Dataset rows for apps and sites.
*** Begin section ***

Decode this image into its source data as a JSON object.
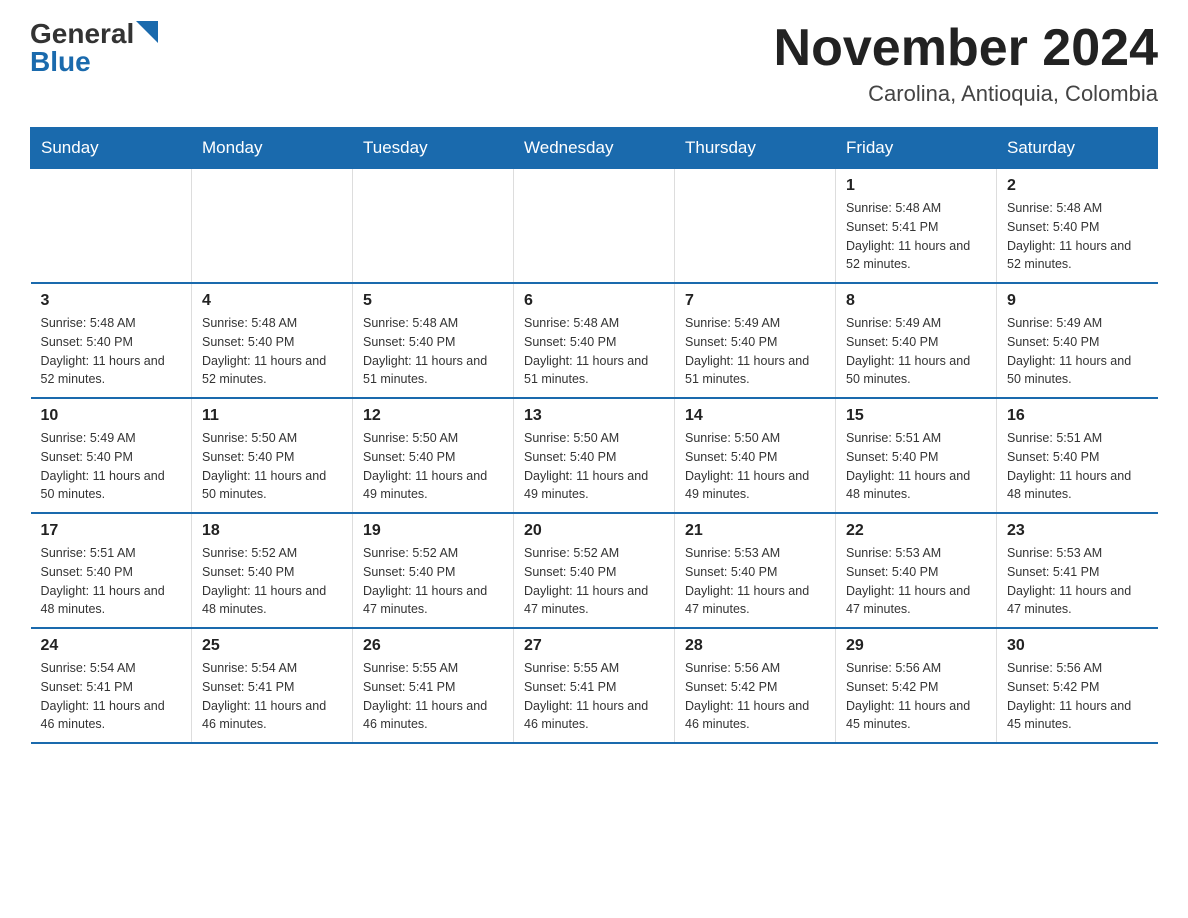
{
  "header": {
    "logo_general": "General",
    "logo_blue": "Blue",
    "title": "November 2024",
    "location": "Carolina, Antioquia, Colombia"
  },
  "days_of_week": [
    "Sunday",
    "Monday",
    "Tuesday",
    "Wednesday",
    "Thursday",
    "Friday",
    "Saturday"
  ],
  "weeks": [
    [
      {
        "day": "",
        "sunrise": "",
        "sunset": "",
        "daylight": ""
      },
      {
        "day": "",
        "sunrise": "",
        "sunset": "",
        "daylight": ""
      },
      {
        "day": "",
        "sunrise": "",
        "sunset": "",
        "daylight": ""
      },
      {
        "day": "",
        "sunrise": "",
        "sunset": "",
        "daylight": ""
      },
      {
        "day": "",
        "sunrise": "",
        "sunset": "",
        "daylight": ""
      },
      {
        "day": "1",
        "sunrise": "Sunrise: 5:48 AM",
        "sunset": "Sunset: 5:41 PM",
        "daylight": "Daylight: 11 hours and 52 minutes."
      },
      {
        "day": "2",
        "sunrise": "Sunrise: 5:48 AM",
        "sunset": "Sunset: 5:40 PM",
        "daylight": "Daylight: 11 hours and 52 minutes."
      }
    ],
    [
      {
        "day": "3",
        "sunrise": "Sunrise: 5:48 AM",
        "sunset": "Sunset: 5:40 PM",
        "daylight": "Daylight: 11 hours and 52 minutes."
      },
      {
        "day": "4",
        "sunrise": "Sunrise: 5:48 AM",
        "sunset": "Sunset: 5:40 PM",
        "daylight": "Daylight: 11 hours and 52 minutes."
      },
      {
        "day": "5",
        "sunrise": "Sunrise: 5:48 AM",
        "sunset": "Sunset: 5:40 PM",
        "daylight": "Daylight: 11 hours and 51 minutes."
      },
      {
        "day": "6",
        "sunrise": "Sunrise: 5:48 AM",
        "sunset": "Sunset: 5:40 PM",
        "daylight": "Daylight: 11 hours and 51 minutes."
      },
      {
        "day": "7",
        "sunrise": "Sunrise: 5:49 AM",
        "sunset": "Sunset: 5:40 PM",
        "daylight": "Daylight: 11 hours and 51 minutes."
      },
      {
        "day": "8",
        "sunrise": "Sunrise: 5:49 AM",
        "sunset": "Sunset: 5:40 PM",
        "daylight": "Daylight: 11 hours and 50 minutes."
      },
      {
        "day": "9",
        "sunrise": "Sunrise: 5:49 AM",
        "sunset": "Sunset: 5:40 PM",
        "daylight": "Daylight: 11 hours and 50 minutes."
      }
    ],
    [
      {
        "day": "10",
        "sunrise": "Sunrise: 5:49 AM",
        "sunset": "Sunset: 5:40 PM",
        "daylight": "Daylight: 11 hours and 50 minutes."
      },
      {
        "day": "11",
        "sunrise": "Sunrise: 5:50 AM",
        "sunset": "Sunset: 5:40 PM",
        "daylight": "Daylight: 11 hours and 50 minutes."
      },
      {
        "day": "12",
        "sunrise": "Sunrise: 5:50 AM",
        "sunset": "Sunset: 5:40 PM",
        "daylight": "Daylight: 11 hours and 49 minutes."
      },
      {
        "day": "13",
        "sunrise": "Sunrise: 5:50 AM",
        "sunset": "Sunset: 5:40 PM",
        "daylight": "Daylight: 11 hours and 49 minutes."
      },
      {
        "day": "14",
        "sunrise": "Sunrise: 5:50 AM",
        "sunset": "Sunset: 5:40 PM",
        "daylight": "Daylight: 11 hours and 49 minutes."
      },
      {
        "day": "15",
        "sunrise": "Sunrise: 5:51 AM",
        "sunset": "Sunset: 5:40 PM",
        "daylight": "Daylight: 11 hours and 48 minutes."
      },
      {
        "day": "16",
        "sunrise": "Sunrise: 5:51 AM",
        "sunset": "Sunset: 5:40 PM",
        "daylight": "Daylight: 11 hours and 48 minutes."
      }
    ],
    [
      {
        "day": "17",
        "sunrise": "Sunrise: 5:51 AM",
        "sunset": "Sunset: 5:40 PM",
        "daylight": "Daylight: 11 hours and 48 minutes."
      },
      {
        "day": "18",
        "sunrise": "Sunrise: 5:52 AM",
        "sunset": "Sunset: 5:40 PM",
        "daylight": "Daylight: 11 hours and 48 minutes."
      },
      {
        "day": "19",
        "sunrise": "Sunrise: 5:52 AM",
        "sunset": "Sunset: 5:40 PM",
        "daylight": "Daylight: 11 hours and 47 minutes."
      },
      {
        "day": "20",
        "sunrise": "Sunrise: 5:52 AM",
        "sunset": "Sunset: 5:40 PM",
        "daylight": "Daylight: 11 hours and 47 minutes."
      },
      {
        "day": "21",
        "sunrise": "Sunrise: 5:53 AM",
        "sunset": "Sunset: 5:40 PM",
        "daylight": "Daylight: 11 hours and 47 minutes."
      },
      {
        "day": "22",
        "sunrise": "Sunrise: 5:53 AM",
        "sunset": "Sunset: 5:40 PM",
        "daylight": "Daylight: 11 hours and 47 minutes."
      },
      {
        "day": "23",
        "sunrise": "Sunrise: 5:53 AM",
        "sunset": "Sunset: 5:41 PM",
        "daylight": "Daylight: 11 hours and 47 minutes."
      }
    ],
    [
      {
        "day": "24",
        "sunrise": "Sunrise: 5:54 AM",
        "sunset": "Sunset: 5:41 PM",
        "daylight": "Daylight: 11 hours and 46 minutes."
      },
      {
        "day": "25",
        "sunrise": "Sunrise: 5:54 AM",
        "sunset": "Sunset: 5:41 PM",
        "daylight": "Daylight: 11 hours and 46 minutes."
      },
      {
        "day": "26",
        "sunrise": "Sunrise: 5:55 AM",
        "sunset": "Sunset: 5:41 PM",
        "daylight": "Daylight: 11 hours and 46 minutes."
      },
      {
        "day": "27",
        "sunrise": "Sunrise: 5:55 AM",
        "sunset": "Sunset: 5:41 PM",
        "daylight": "Daylight: 11 hours and 46 minutes."
      },
      {
        "day": "28",
        "sunrise": "Sunrise: 5:56 AM",
        "sunset": "Sunset: 5:42 PM",
        "daylight": "Daylight: 11 hours and 46 minutes."
      },
      {
        "day": "29",
        "sunrise": "Sunrise: 5:56 AM",
        "sunset": "Sunset: 5:42 PM",
        "daylight": "Daylight: 11 hours and 45 minutes."
      },
      {
        "day": "30",
        "sunrise": "Sunrise: 5:56 AM",
        "sunset": "Sunset: 5:42 PM",
        "daylight": "Daylight: 11 hours and 45 minutes."
      }
    ]
  ]
}
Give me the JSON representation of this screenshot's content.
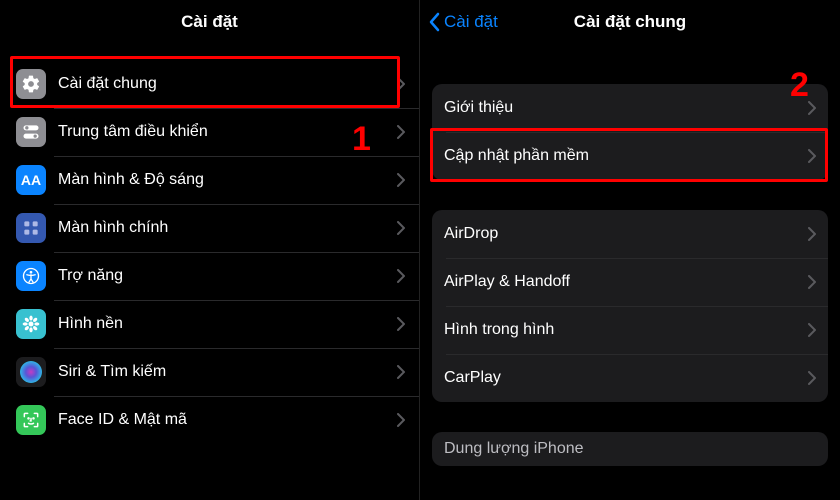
{
  "left": {
    "title": "Cài đặt",
    "rows": [
      {
        "label": "Cài đặt chung"
      },
      {
        "label": "Trung tâm điều khiển"
      },
      {
        "label": "Màn hình & Độ sáng"
      },
      {
        "label": "Màn hình chính"
      },
      {
        "label": "Trợ năng"
      },
      {
        "label": "Hình nền"
      },
      {
        "label": "Siri & Tìm kiếm"
      },
      {
        "label": "Face ID & Mật mã"
      }
    ],
    "callout_num": "1"
  },
  "right": {
    "back_label": "Cài đặt",
    "title": "Cài đặt chung",
    "group1": [
      {
        "label": "Giới thiệu"
      },
      {
        "label": "Cập nhật phần mềm"
      }
    ],
    "group2": [
      {
        "label": "AirDrop"
      },
      {
        "label": "AirPlay & Handoff"
      },
      {
        "label": "Hình trong hình"
      },
      {
        "label": "CarPlay"
      }
    ],
    "cutoff_label": "Dung lượng iPhone",
    "callout_num": "2"
  },
  "icons": {
    "display_text": "AA"
  }
}
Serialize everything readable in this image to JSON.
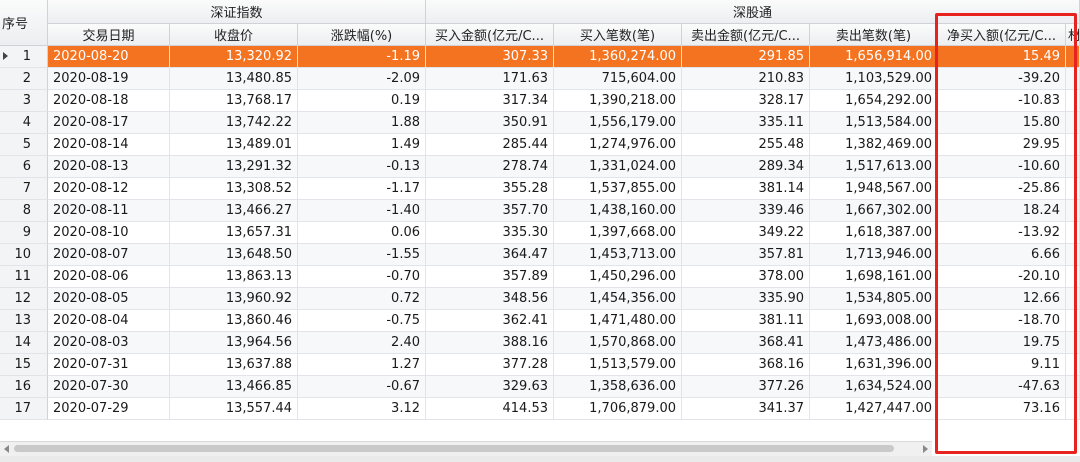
{
  "header": {
    "seq": "序号",
    "group_szzs": "深证指数",
    "group_sgt": "深股通",
    "cols": {
      "date": "交易日期",
      "close": "收盘价",
      "change": "涨跌幅(%)",
      "buy_amount": "买入金额(亿元/C...",
      "buy_count": "买入笔数(笔)",
      "sell_amount": "卖出金额(亿元/C...",
      "sell_count": "卖出笔数(笔)",
      "net_buy": "净买入额(亿元/C...",
      "cut_col": "材"
    }
  },
  "selected_row": 1,
  "rows": [
    {
      "idx": "1",
      "date": "2020-08-20",
      "close": "13,320.92",
      "change": "-1.19",
      "buy_amount": "307.33",
      "buy_count": "1,360,274.00",
      "sell_amount": "291.85",
      "sell_count": "1,656,914.00",
      "net_buy": "15.49"
    },
    {
      "idx": "2",
      "date": "2020-08-19",
      "close": "13,480.85",
      "change": "-2.09",
      "buy_amount": "171.63",
      "buy_count": "715,604.00",
      "sell_amount": "210.83",
      "sell_count": "1,103,529.00",
      "net_buy": "-39.20"
    },
    {
      "idx": "3",
      "date": "2020-08-18",
      "close": "13,768.17",
      "change": "0.19",
      "buy_amount": "317.34",
      "buy_count": "1,390,218.00",
      "sell_amount": "328.17",
      "sell_count": "1,654,292.00",
      "net_buy": "-10.83"
    },
    {
      "idx": "4",
      "date": "2020-08-17",
      "close": "13,742.22",
      "change": "1.88",
      "buy_amount": "350.91",
      "buy_count": "1,556,179.00",
      "sell_amount": "335.11",
      "sell_count": "1,513,584.00",
      "net_buy": "15.80"
    },
    {
      "idx": "5",
      "date": "2020-08-14",
      "close": "13,489.01",
      "change": "1.49",
      "buy_amount": "285.44",
      "buy_count": "1,274,976.00",
      "sell_amount": "255.48",
      "sell_count": "1,382,469.00",
      "net_buy": "29.95"
    },
    {
      "idx": "6",
      "date": "2020-08-13",
      "close": "13,291.32",
      "change": "-0.13",
      "buy_amount": "278.74",
      "buy_count": "1,331,024.00",
      "sell_amount": "289.34",
      "sell_count": "1,517,613.00",
      "net_buy": "-10.60"
    },
    {
      "idx": "7",
      "date": "2020-08-12",
      "close": "13,308.52",
      "change": "-1.17",
      "buy_amount": "355.28",
      "buy_count": "1,537,855.00",
      "sell_amount": "381.14",
      "sell_count": "1,948,567.00",
      "net_buy": "-25.86"
    },
    {
      "idx": "8",
      "date": "2020-08-11",
      "close": "13,466.27",
      "change": "-1.40",
      "buy_amount": "357.70",
      "buy_count": "1,438,160.00",
      "sell_amount": "339.46",
      "sell_count": "1,667,302.00",
      "net_buy": "18.24"
    },
    {
      "idx": "9",
      "date": "2020-08-10",
      "close": "13,657.31",
      "change": "0.06",
      "buy_amount": "335.30",
      "buy_count": "1,397,668.00",
      "sell_amount": "349.22",
      "sell_count": "1,618,387.00",
      "net_buy": "-13.92"
    },
    {
      "idx": "10",
      "date": "2020-08-07",
      "close": "13,648.50",
      "change": "-1.55",
      "buy_amount": "364.47",
      "buy_count": "1,453,713.00",
      "sell_amount": "357.81",
      "sell_count": "1,713,946.00",
      "net_buy": "6.66"
    },
    {
      "idx": "11",
      "date": "2020-08-06",
      "close": "13,863.13",
      "change": "-0.70",
      "buy_amount": "357.89",
      "buy_count": "1,450,296.00",
      "sell_amount": "378.00",
      "sell_count": "1,698,161.00",
      "net_buy": "-20.10"
    },
    {
      "idx": "12",
      "date": "2020-08-05",
      "close": "13,960.92",
      "change": "0.72",
      "buy_amount": "348.56",
      "buy_count": "1,454,356.00",
      "sell_amount": "335.90",
      "sell_count": "1,534,805.00",
      "net_buy": "12.66"
    },
    {
      "idx": "13",
      "date": "2020-08-04",
      "close": "13,860.46",
      "change": "-0.75",
      "buy_amount": "362.41",
      "buy_count": "1,471,480.00",
      "sell_amount": "381.11",
      "sell_count": "1,693,008.00",
      "net_buy": "-18.70"
    },
    {
      "idx": "14",
      "date": "2020-08-03",
      "close": "13,964.56",
      "change": "2.40",
      "buy_amount": "388.16",
      "buy_count": "1,570,868.00",
      "sell_amount": "368.41",
      "sell_count": "1,473,486.00",
      "net_buy": "19.75"
    },
    {
      "idx": "15",
      "date": "2020-07-31",
      "close": "13,637.88",
      "change": "1.27",
      "buy_amount": "377.28",
      "buy_count": "1,513,579.00",
      "sell_amount": "368.16",
      "sell_count": "1,631,396.00",
      "net_buy": "9.11"
    },
    {
      "idx": "16",
      "date": "2020-07-30",
      "close": "13,466.85",
      "change": "-0.67",
      "buy_amount": "329.63",
      "buy_count": "1,358,636.00",
      "sell_amount": "377.26",
      "sell_count": "1,634,524.00",
      "net_buy": "-47.63"
    },
    {
      "idx": "17",
      "date": "2020-07-29",
      "close": "13,557.44",
      "change": "3.12",
      "buy_amount": "414.53",
      "buy_count": "1,706,879.00",
      "sell_amount": "341.37",
      "sell_count": "1,427,447.00",
      "net_buy": "73.16"
    }
  ]
}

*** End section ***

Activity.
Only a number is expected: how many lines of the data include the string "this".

Finished exercise.
3